__Task to complete__
A single number is wanted: how many lines of the data include the string "text".

__Records for this exercise__
↓↓↓
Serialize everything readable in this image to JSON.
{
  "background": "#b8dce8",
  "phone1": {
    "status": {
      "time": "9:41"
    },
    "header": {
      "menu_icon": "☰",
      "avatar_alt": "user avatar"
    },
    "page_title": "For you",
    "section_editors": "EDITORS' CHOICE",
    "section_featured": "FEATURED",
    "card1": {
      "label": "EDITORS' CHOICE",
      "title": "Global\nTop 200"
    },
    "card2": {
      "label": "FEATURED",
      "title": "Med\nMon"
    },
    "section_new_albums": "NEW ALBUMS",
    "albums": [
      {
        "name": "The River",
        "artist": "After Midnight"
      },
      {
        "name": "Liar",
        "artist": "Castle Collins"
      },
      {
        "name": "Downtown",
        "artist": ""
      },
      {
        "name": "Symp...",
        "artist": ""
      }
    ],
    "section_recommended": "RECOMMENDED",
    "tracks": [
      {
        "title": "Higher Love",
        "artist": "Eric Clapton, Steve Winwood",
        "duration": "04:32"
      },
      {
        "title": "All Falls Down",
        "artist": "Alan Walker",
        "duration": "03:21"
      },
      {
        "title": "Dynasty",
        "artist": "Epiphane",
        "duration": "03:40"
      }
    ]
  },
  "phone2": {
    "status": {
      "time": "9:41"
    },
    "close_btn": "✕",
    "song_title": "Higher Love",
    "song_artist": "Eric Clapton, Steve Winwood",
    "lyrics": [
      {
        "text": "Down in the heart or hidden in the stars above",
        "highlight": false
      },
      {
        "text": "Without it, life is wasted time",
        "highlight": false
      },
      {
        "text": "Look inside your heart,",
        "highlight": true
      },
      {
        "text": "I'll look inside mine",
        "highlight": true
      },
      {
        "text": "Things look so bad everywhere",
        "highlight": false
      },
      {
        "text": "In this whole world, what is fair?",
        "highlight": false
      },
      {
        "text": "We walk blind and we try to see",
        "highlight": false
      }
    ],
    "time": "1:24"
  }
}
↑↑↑
__Expected answer__
7